She’s fresh, authentic and artsy and hasn’t yet had any writing coaches beat the joy of writing out of her. She shares posts on farm life, her own creativity and reblogs artistic how-to’s. She also shares lots and lots of pictures of baby farm animals, fuzzy and furry. Farm Girl recently interviewed her grandmother about the good ole days of farm life and her grandmother shared some memories about how she handled her daily chores, including the ironing.
Like Farm Girl’s grandmother, my mom kept rolled up sheets and pillowcases in a plastic bag until they could be ironed, revived first with a sprinkle of water from an old bottle with a cork-base top. Farm Girl said her grandmother warned you couldn’t let clean laundry sit like that too long or things would get moldy. My mom avoided that problem by putting the bag in the fridge.
Mom not only had an iron, she had an ironer, a huge, industrial-looking contraption that resided in our basement. It had a giant, padded cylinder where wrinkly things went to be squashed into submission. A huge press above it was operated by a foot pedal. The press clamped down on the cylinder and the whole thing sent out a distinctive long hiss of steam I can still hear as part of the comforting rhythms of my childhood.
Won’t my mom and Farm Girl’s g-maw be surprised to know that these days, ironing is a competitive sport? And it’s not just any sport; it’s an extreme sport to boot. If you can’t grasp the distinction, here’s the classic definition: extreme sports activities are perceived as having a high level of danger. In addition, the definition also states these activities often involve speed, height, a high level of physical exertion and highly specialized gear. What???
You may already be envisioning Donna Reed and June Clever standing side by side in a canary yellow kitchen, preparing to go shirt-to-shirt in a challenging iron-off. Can you picture them now at extra tall boards, speed ironing their way through a month’s worth of 50’s family laundry and wearing their highly specialized gear (a pear necklace, of course)? Well, stop!

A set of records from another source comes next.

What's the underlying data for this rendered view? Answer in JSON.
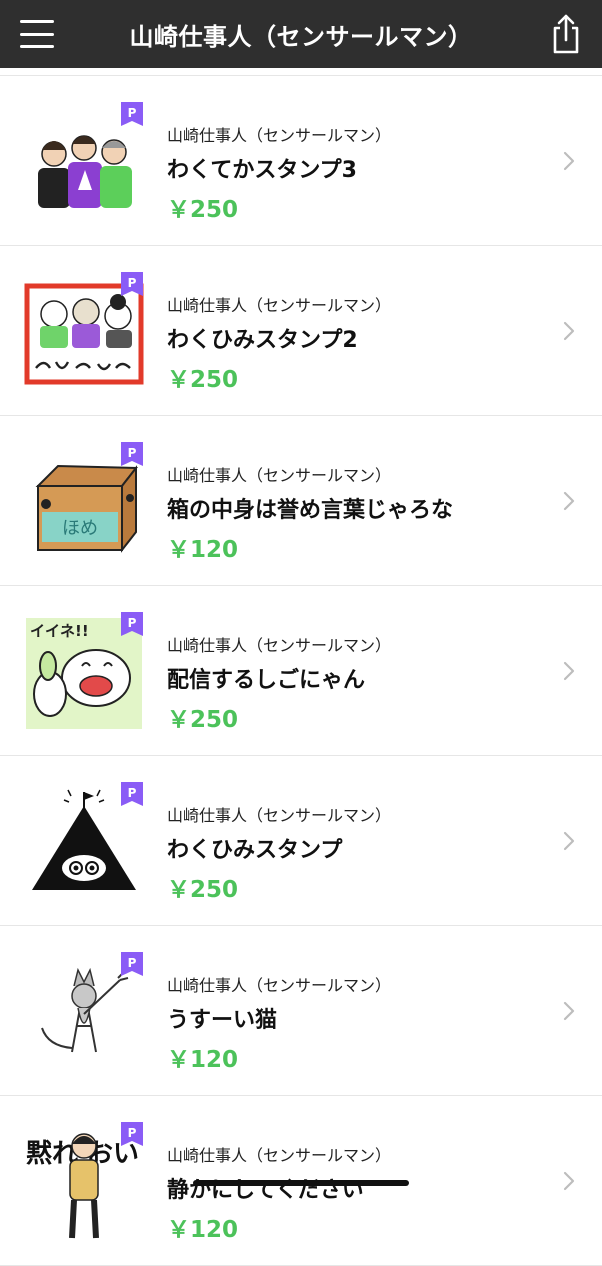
{
  "header": {
    "title": "山崎仕事人（センサールマン）",
    "menu_icon": "hamburger-menu-icon",
    "share_icon": "share-icon"
  },
  "colors": {
    "header_bg": "#2f2f2f",
    "price": "#4cc25a",
    "premium_badge": "#8a5cf6"
  },
  "products": [
    {
      "author": "山崎仕事人（センサールマン）",
      "name": "わくてかスタンプ3",
      "price": "￥250",
      "badge": "P",
      "thumb_icon": "three-men-sticker-icon"
    },
    {
      "author": "山崎仕事人（センサールマン）",
      "name": "わくひみスタンプ2",
      "price": "￥250",
      "badge": "P",
      "thumb_icon": "framed-three-faces-sticker-icon"
    },
    {
      "author": "山崎仕事人（センサールマン）",
      "name": "箱の中身は誉め言葉じゃろな",
      "price": "￥120",
      "badge": "P",
      "thumb_icon": "cardboard-box-sticker-icon",
      "thumb_text": "ほめ"
    },
    {
      "author": "山崎仕事人（センサールマン）",
      "name": "配信するしごにゃん",
      "price": "￥250",
      "badge": "P",
      "thumb_icon": "thumbs-up-cat-sticker-icon",
      "thumb_text": "イイネ!!"
    },
    {
      "author": "山崎仕事人（センサールマン）",
      "name": "わくひみスタンプ",
      "price": "￥250",
      "badge": "P",
      "thumb_icon": "triangle-eyes-sticker-icon"
    },
    {
      "author": "山崎仕事人（センサールマン）",
      "name": "うすーい猫",
      "price": "￥120",
      "badge": "P",
      "thumb_icon": "thin-cat-sticker-icon"
    },
    {
      "author": "山崎仕事人（センサールマン）",
      "name": "静かにしてください",
      "price": "￥120",
      "badge": "P",
      "thumb_icon": "quiet-man-sticker-icon",
      "thumb_text": "黙れ おい"
    }
  ]
}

Extreme ironing does not take place in the kitchen. “EI,” as it is known, takes place underwater, in caves and on horseback. It happens on water skis, on the roof of a moving car and when rappelling down a mountain face. EI sites and photos are all over the web, describing extreme ironing as an outdoor sport that combines the danger and excitement of an extreme sport with the satisfaction of a well-pressed shirt. What a great combination. EI athletes make a point of getting caught in the act when skydiving, bungee jumping and in roaring whitewater.
The popular story says that the sport was born in Leicester, England, in 1997 when a regular guy named Phil Shaw came home from a rough day and faced a lot of chores, including his ironing. He preferred to go rock climbing instead but decided to combine the two activities and Bam! a new extreme sport was launched. Today there are official rules and regs, governing bodies and world championships. Organizations such as the Extreme Ironing Bureau and Extreme Ironing International help promote the sport and document the record setting. Of course there is a Facebook presence and merchandise, too: t-shirts, decals and coffee mugs. A used 2009 EI calendar lists for $127.40 on Amazon. A new one will cost you $600-plus.
I haven’t dug deep enough yet to find out exactly what kind of job those irons do while plummeting to Earth from 12,000 feet or while jouncing down a mountainside but I do know this: water and electricity don’t mix. I would never recommend any EI water sports. It is all enough for me to know that my instincts were correct in keeping that ironing board stashed in the closet. This sport proves my theory. Ironing can be hazardous to your health.